Caturday Night Fever posterThe business even sponsors and hosts events like “Caturday Night Fever” organized last year by Zansitis’ friend Aaron Lee for the Oswego County Humane Society.

The benefit featured a donated artwork auction, live music, and of course signature T-shirts created by Zansitis, Lee, and Zink employee Evin Fravor.

Zansitis’s venue, called The Dark Room, is set up in the back of his business space like an old-school garage band scene, where he also does open-mic nights for local artists.

“Strengthening the community bonds with other local businesses in order for an area to thrive economically, people have to support each other,” the T-shirt illustrator said. “So, the fact that anybody in this town or community, school districts, businesses, events, not-for-profits, anybody can literally just come here and sit down and talk to me. This is what you want your design to look like? Let’s work on it together. Right from the very first pen on paper to the final T-shirt.”

And like most small business owners, Zansitis likes being able to call all those shots.

“Our tag is, Designed by artists, Printed by craftsmen,” he said, noting the slogan was created by graphic designer Justin Mastrangelo. “I’m very proud of that.”
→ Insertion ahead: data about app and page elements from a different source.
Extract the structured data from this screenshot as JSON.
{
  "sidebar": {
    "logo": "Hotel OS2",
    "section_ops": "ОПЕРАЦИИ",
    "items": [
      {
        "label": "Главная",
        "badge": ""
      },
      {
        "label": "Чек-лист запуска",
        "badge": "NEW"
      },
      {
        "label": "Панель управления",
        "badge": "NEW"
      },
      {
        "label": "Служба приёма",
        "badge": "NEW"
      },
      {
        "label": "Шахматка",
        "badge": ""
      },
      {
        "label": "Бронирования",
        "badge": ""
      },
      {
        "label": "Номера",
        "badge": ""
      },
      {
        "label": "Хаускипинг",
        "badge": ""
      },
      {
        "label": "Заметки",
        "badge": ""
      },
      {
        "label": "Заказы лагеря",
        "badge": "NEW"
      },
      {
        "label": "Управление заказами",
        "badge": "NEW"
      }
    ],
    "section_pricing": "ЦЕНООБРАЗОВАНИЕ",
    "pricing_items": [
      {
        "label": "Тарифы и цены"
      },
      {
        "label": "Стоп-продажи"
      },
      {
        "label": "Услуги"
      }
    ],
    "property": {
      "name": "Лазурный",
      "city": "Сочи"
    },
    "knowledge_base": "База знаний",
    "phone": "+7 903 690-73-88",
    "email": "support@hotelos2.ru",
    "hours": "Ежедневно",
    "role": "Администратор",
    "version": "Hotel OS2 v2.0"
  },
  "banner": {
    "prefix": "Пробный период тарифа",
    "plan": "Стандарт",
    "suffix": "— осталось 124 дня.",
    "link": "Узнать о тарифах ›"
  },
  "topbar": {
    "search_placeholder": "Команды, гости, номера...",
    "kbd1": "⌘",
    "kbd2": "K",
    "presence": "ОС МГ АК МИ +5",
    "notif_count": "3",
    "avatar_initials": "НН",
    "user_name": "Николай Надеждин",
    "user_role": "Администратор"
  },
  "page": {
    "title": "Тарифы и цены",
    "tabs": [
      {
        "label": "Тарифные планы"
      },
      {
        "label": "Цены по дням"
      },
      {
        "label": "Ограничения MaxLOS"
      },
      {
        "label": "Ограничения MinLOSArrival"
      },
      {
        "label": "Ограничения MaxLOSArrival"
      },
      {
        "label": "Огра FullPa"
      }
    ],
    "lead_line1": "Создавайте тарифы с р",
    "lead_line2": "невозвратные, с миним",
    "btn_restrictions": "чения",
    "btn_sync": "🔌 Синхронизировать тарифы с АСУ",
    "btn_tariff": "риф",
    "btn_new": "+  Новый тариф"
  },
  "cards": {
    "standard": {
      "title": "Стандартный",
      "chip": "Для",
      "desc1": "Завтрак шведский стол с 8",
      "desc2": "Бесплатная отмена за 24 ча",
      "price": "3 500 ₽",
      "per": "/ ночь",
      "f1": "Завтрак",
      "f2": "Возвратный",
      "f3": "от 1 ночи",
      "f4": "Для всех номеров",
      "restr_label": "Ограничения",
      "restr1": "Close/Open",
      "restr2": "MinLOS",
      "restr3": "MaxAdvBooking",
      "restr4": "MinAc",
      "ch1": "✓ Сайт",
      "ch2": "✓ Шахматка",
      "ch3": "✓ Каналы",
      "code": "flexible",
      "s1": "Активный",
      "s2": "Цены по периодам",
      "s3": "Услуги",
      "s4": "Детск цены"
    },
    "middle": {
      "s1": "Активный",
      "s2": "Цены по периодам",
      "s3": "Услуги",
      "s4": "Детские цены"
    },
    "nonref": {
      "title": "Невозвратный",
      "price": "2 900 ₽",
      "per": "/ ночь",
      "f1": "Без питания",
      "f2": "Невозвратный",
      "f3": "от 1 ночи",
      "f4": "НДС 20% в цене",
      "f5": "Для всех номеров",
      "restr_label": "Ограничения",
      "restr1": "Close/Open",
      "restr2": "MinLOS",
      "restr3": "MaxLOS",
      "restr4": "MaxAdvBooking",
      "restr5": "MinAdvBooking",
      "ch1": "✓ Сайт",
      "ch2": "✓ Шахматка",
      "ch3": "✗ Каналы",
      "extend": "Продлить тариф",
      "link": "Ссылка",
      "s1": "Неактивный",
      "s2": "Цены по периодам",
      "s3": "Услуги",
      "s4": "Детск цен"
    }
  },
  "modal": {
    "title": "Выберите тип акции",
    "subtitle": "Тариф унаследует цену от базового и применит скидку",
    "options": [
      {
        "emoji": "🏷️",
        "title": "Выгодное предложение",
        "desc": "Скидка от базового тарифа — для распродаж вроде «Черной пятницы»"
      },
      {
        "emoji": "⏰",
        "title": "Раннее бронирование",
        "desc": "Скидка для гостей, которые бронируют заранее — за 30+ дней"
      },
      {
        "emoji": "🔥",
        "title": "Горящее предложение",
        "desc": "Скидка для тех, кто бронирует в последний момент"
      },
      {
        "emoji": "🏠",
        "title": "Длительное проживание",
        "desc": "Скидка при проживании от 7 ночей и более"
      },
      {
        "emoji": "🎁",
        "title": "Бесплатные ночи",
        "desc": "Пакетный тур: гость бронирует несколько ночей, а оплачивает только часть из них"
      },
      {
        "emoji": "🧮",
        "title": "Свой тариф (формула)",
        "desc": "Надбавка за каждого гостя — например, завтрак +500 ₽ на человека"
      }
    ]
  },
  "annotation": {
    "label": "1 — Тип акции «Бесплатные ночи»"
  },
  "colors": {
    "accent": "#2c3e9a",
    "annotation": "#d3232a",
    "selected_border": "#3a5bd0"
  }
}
Note: The original version of this story did not include attribution for Zink’s slogan and has been updated to include its author. -jlr